Last night we called attention to the 2020 Pulitzer Prize in history. The award went to W. Caleb McDaniel for his book Sweet Taste of Liberty: A True Story of Slavery and Restitution in America.
You can read the winners from other categories here. A few that might be of interest to our readers include:
COMMENTARY: Nikole Hannah-Jones for “a sweeping, deeply reported and personal essay for the ground-breaking 1619 Project, which seeks to place the enslavement of Africans at the center of America’s story, prompting public conversation about the nation’s founding and evolution.”
FICTION: The Nickel Boys, by Colson Whitehead: “A spare and devastating exploration of abuse at a reform school in Jim Crow-era Florida that is ultimately a powerful tale of human perseverance, dignity and redemption.”
BIOGRAPHY: Sontag: Her Life and Work, by Benjamin Moser: “An authoritatively constructed work told with pathos and grace, that captures the writer’s genius and humanity alongside her addictions, sexual ambiguities and volatile enthusiasms.”
GENERAL NON-FICTION (Co-Winner): The End of Myth: From the Frontier to the Border Wall in the Mind of America by Greg Grandin: “A sweeping and beautifully written book that probes the American myth of boundless expansion and provides a compelling context for thinking about the current political moment. (Moved by the Board from the History category.)”
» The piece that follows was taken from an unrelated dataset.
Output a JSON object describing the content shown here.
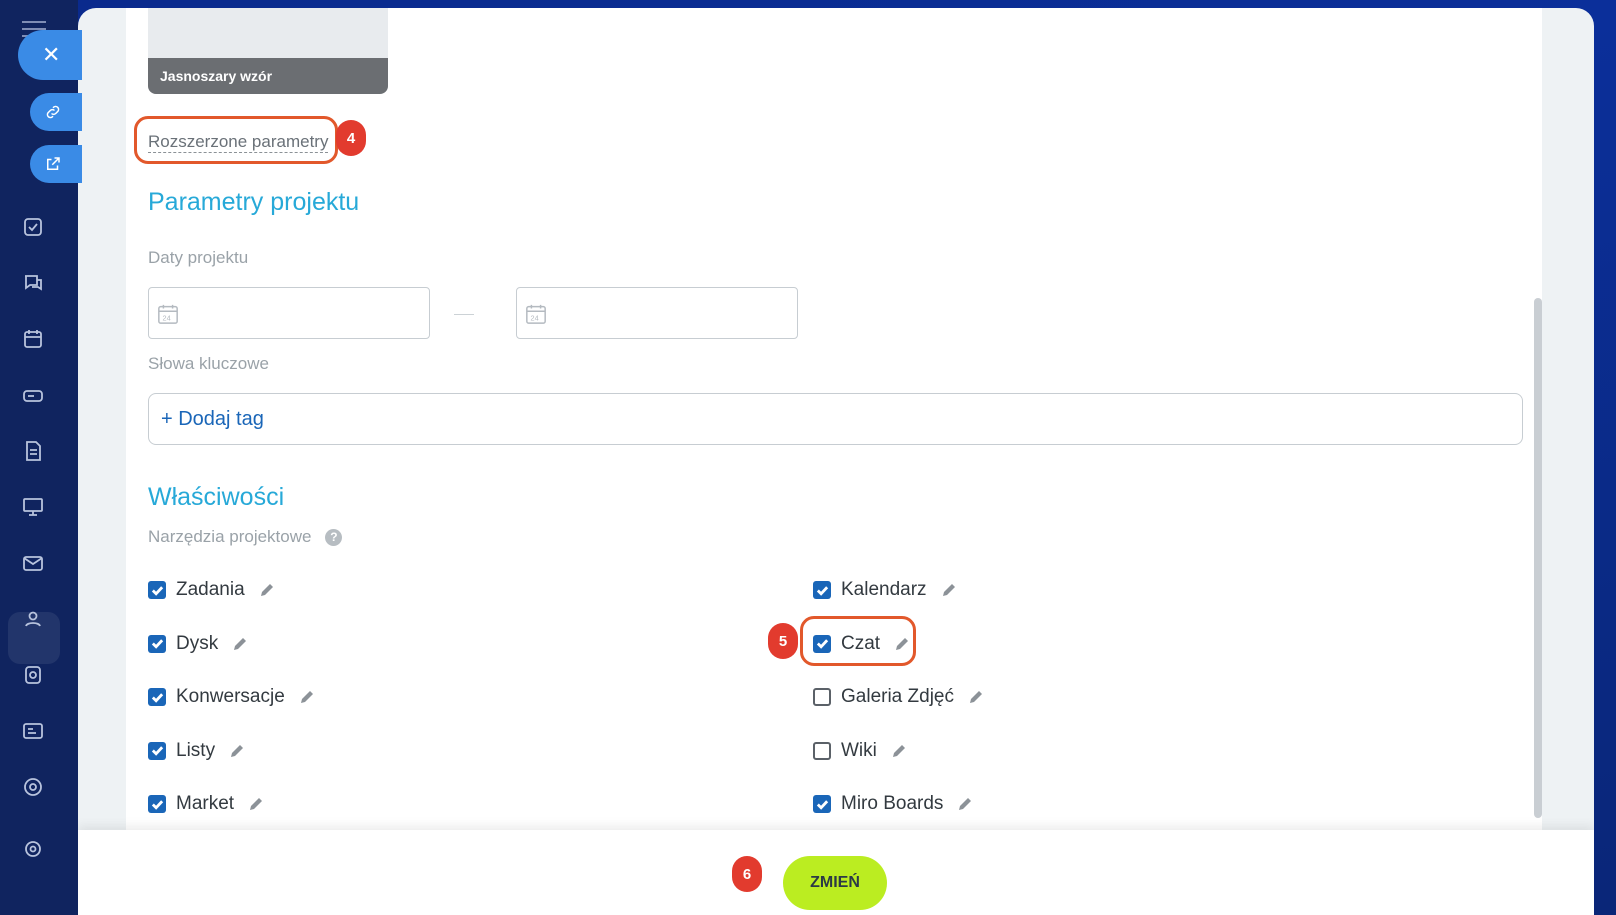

SPECIAL AWARDS AND CITATIONS: Ida B. Wells: “For her outstanding and courageous reporting on the horrific and vicious violence against African Americans during the era of lynching. The citation comes with a bequest by the Pulitzer Prize board of at least $50,000 in support of her mission. Recipients will be announced at a later date.”